#### PROBLEM REQUIREMENTS
Output the data exactly, with every line intact.

Web page and app entries
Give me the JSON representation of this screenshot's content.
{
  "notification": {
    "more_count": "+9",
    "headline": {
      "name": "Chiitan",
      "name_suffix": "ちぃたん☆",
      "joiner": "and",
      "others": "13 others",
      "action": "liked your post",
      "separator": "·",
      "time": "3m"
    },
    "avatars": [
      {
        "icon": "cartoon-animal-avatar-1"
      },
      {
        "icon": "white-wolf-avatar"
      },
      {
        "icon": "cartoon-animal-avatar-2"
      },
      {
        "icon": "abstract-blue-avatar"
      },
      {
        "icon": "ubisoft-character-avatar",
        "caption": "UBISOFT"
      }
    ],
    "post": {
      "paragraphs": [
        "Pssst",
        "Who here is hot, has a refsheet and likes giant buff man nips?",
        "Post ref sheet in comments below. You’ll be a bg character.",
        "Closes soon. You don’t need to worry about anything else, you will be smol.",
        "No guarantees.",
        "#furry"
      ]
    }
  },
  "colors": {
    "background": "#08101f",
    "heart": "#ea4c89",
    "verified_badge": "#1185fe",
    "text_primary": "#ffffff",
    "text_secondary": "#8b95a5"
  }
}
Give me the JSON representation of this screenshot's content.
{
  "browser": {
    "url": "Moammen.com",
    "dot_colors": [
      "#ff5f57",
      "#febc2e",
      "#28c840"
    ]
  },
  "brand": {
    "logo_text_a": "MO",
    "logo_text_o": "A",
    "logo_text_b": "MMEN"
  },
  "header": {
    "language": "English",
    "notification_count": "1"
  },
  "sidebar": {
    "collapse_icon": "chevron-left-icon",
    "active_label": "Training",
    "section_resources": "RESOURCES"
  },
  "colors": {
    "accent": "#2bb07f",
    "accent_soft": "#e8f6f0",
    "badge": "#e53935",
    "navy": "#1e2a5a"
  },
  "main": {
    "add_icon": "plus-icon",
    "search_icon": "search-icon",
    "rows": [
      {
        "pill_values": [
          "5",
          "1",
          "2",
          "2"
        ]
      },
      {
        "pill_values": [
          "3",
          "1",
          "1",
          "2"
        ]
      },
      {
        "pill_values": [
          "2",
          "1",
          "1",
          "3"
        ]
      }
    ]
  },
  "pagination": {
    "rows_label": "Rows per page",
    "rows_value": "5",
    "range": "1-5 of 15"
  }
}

#### OUTPUT
Give me the JSON representation of this screenshot's content.
{
  "notification": {
    "more_count": "+9",
    "headline": {
      "name": "Chiitan",
      "name_suffix": "ちぃたん☆",
      "joiner": "and",
      "others": "13 others",
      "action": "liked your post",
      "separator": "·",
      "time": "3m"
    },
    "avatars": [
      {
        "icon": "cartoon-animal-avatar-1"
      },
      {
        "icon": "white-wolf-avatar"
      },
      {
        "icon": "cartoon-animal-avatar-2"
      },
      {
        "icon": "abstract-blue-avatar"
      },
      {
        "icon": "ubisoft-character-avatar",
        "caption": "UBISOFT"
      }
    ],
    "post": {
      "paragraphs": [
        "Pssst",
        "Who here is hot, has a refsheet and likes giant buff man nips?",
        "Post ref sheet in comments below. You’ll be a bg character.",
        "Closes soon. You don’t need to worry about anything else, you will be smol.",
        "No guarantees.",
        "#furry"
      ]
    }
  },
  "colors": {
    "background": "#08101f",
    "heart": "#ea4c89",
    "verified_badge": "#1185fe",
    "text_primary": "#ffffff",
    "text_secondary": "#8b95a5"
  }
}
Give me the JSON representation of this screenshot's content.
{
  "browser": {
    "url": "Moammen.com",
    "dot_colors": [
      "#ff5f57",
      "#febc2e",
      "#28c840"
    ]
  },
  "brand": {
    "logo_text_a": "MO",
    "logo_text_o": "A",
    "logo_text_b": "MMEN"
  },
  "header": {
    "language": "English",
    "notification_count": "1"
  },
  "sidebar": {
    "collapse_icon": "chevron-left-icon",
    "active_label": "Training",
    "section_resources": "RESOURCES"
  },
  "colors": {
    "accent": "#2bb07f",
    "accent_soft": "#e8f6f0",
    "badge": "#e53935",
    "navy": "#1e2a5a"
  },
  "main": {
    "add_icon": "plus-icon",
    "search_icon": "search-icon",
    "rows": [
      {
        "pill_values": [
          "5",
          "1",
          "2",
          "2"
        ]
      },
      {
        "pill_values": [
          "3",
          "1",
          "1",
          "2"
        ]
      },
      {
        "pill_values": [
          "2",
          "1",
          "1",
          "3"
        ]
      }
    ]
  },
  "pagination": {
    "rows_label": "Rows per page",
    "rows_value": "5",
    "range": "1-5 of 15"
  }
}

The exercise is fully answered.